“(Washington State coach Paul Wulff) would be the one guy -- and I’m not picking on the Cougs," Bruins coach Rick Neuheisel said, "that would be hard-pressed to tell you he’s got a chance to win the league. But I think everybody else is gonna go back and tell their team that they do.”
And those Cougars, who finished 1-11 last year and have won a single conference game over the past two seasons, should be much improved, though the baby step forward figures to be "competitive" instead of "winning."
Experience at quarterback is typically critical in Pac-10 play: Seven teams welcome back starters, and no conference in the country even approaches the NFL potential of Washington's Jake Locker, Stanford's Andrew Luck, USC's Matt Barkley and Arizona's Nick Foles. Oh, by the way, two of the top-three picks in the league -- No. 1 Oregon and No. 3 Oregon State -- are replacing their starting QBs.
That's another part of the parity: No team appears dominant.
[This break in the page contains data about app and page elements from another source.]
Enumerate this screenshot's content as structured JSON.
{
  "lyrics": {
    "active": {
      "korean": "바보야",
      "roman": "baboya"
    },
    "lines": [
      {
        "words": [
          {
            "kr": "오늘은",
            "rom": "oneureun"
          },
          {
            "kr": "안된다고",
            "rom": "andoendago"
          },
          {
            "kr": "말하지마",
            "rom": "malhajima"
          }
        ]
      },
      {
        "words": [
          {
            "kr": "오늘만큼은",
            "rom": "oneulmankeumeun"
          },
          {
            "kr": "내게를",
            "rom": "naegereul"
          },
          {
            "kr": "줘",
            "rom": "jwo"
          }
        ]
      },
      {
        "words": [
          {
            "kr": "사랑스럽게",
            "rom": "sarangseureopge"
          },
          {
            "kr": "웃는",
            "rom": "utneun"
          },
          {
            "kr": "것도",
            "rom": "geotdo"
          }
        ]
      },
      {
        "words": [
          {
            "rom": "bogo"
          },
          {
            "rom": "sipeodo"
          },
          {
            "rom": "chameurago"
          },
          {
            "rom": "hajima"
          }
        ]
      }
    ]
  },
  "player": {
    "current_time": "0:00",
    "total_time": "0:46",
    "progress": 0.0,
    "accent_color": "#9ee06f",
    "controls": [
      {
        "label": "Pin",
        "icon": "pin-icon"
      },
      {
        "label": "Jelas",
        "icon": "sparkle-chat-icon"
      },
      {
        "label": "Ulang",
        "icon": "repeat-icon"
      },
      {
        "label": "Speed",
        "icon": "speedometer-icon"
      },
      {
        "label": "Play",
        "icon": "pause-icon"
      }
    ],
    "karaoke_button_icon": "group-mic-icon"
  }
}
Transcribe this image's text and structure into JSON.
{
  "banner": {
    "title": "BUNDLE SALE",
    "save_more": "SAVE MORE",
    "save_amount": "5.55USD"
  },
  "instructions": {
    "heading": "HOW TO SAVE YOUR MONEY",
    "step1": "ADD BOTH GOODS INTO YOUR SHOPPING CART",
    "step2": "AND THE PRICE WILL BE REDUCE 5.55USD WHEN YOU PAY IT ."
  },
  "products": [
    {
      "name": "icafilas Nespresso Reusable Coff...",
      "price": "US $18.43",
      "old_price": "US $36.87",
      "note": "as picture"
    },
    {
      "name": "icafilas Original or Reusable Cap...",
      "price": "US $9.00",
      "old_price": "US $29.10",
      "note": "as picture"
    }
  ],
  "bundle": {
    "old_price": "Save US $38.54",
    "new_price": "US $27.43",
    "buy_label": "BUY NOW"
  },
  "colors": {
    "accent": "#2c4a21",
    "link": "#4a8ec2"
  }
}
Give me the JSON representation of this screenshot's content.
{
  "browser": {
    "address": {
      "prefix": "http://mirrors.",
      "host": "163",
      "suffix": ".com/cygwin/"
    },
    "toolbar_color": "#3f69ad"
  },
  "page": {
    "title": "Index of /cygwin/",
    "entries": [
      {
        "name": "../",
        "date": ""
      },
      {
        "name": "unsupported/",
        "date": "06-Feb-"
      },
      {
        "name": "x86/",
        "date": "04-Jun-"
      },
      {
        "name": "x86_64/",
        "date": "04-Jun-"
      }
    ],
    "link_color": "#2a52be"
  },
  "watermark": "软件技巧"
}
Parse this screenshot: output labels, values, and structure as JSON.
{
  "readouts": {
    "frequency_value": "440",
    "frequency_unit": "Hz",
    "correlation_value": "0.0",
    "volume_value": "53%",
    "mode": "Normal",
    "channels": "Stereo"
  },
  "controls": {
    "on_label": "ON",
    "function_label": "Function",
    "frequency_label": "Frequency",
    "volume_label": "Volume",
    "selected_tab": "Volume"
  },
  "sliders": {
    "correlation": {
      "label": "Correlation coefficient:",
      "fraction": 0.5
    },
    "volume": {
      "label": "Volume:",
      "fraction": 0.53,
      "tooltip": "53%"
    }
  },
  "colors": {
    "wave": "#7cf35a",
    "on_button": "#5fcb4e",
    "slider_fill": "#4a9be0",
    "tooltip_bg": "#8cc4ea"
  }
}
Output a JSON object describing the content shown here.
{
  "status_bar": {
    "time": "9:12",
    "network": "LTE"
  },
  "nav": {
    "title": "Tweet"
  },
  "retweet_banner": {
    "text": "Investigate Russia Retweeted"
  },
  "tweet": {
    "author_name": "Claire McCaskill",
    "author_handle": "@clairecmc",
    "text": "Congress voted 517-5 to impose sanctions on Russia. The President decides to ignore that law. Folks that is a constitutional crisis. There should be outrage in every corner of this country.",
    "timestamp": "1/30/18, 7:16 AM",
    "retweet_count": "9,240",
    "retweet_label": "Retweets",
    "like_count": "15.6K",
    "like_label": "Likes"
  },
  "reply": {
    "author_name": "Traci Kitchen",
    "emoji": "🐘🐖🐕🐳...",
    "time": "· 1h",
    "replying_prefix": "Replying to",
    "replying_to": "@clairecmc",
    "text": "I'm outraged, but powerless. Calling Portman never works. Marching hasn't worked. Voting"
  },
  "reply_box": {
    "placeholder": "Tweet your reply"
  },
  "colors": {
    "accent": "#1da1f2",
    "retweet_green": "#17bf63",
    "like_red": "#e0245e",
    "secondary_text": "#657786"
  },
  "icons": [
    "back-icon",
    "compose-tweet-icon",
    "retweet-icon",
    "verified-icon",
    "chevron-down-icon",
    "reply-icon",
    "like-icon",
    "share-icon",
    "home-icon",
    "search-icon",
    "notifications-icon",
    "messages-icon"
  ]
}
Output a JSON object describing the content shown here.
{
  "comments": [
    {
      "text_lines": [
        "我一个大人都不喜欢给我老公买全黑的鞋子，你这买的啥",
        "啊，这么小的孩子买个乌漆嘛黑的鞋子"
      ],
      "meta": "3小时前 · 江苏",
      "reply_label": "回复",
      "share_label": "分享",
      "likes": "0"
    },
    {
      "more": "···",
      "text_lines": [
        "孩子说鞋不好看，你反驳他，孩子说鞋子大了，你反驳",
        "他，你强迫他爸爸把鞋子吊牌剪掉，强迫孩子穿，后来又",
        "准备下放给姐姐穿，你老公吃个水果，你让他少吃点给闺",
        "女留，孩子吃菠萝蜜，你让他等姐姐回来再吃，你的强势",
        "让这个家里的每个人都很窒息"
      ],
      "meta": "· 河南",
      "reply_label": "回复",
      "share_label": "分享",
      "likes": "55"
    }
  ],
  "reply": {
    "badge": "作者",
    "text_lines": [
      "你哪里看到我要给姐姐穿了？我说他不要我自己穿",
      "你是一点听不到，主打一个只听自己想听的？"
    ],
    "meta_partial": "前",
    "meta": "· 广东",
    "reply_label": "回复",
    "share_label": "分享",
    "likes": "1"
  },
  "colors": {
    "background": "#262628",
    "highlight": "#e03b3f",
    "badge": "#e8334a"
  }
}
And every team has an area that could be circled in red as a significant concern.
The bad news that comes with parity is it appears likely the Pac-10 will not be a player in the national title hunt (again). And it might be difficult for multiple teams to finish with no more than two defeats, which likely would be the threshold to get two teams into BCS bowls for the first time since 2002.
“I think there is a lot of parity in this conference, there is no doubt about it," Cal coach Jeff Tedford said. "Last year we had [four] teams with the same record. It will be very difficult to go through this conference unscathed."
The upside is it should be a wild ride with lots of upsets, darkhorse charges and surprises.
Arizona State coach Dennis Erickson's team was picked in the Pac-10 media poll to repeat a ninth-place conference finish, but he pitches his squad as if it's got a shot at the Rose Bowl without coming off as a used-car salesman.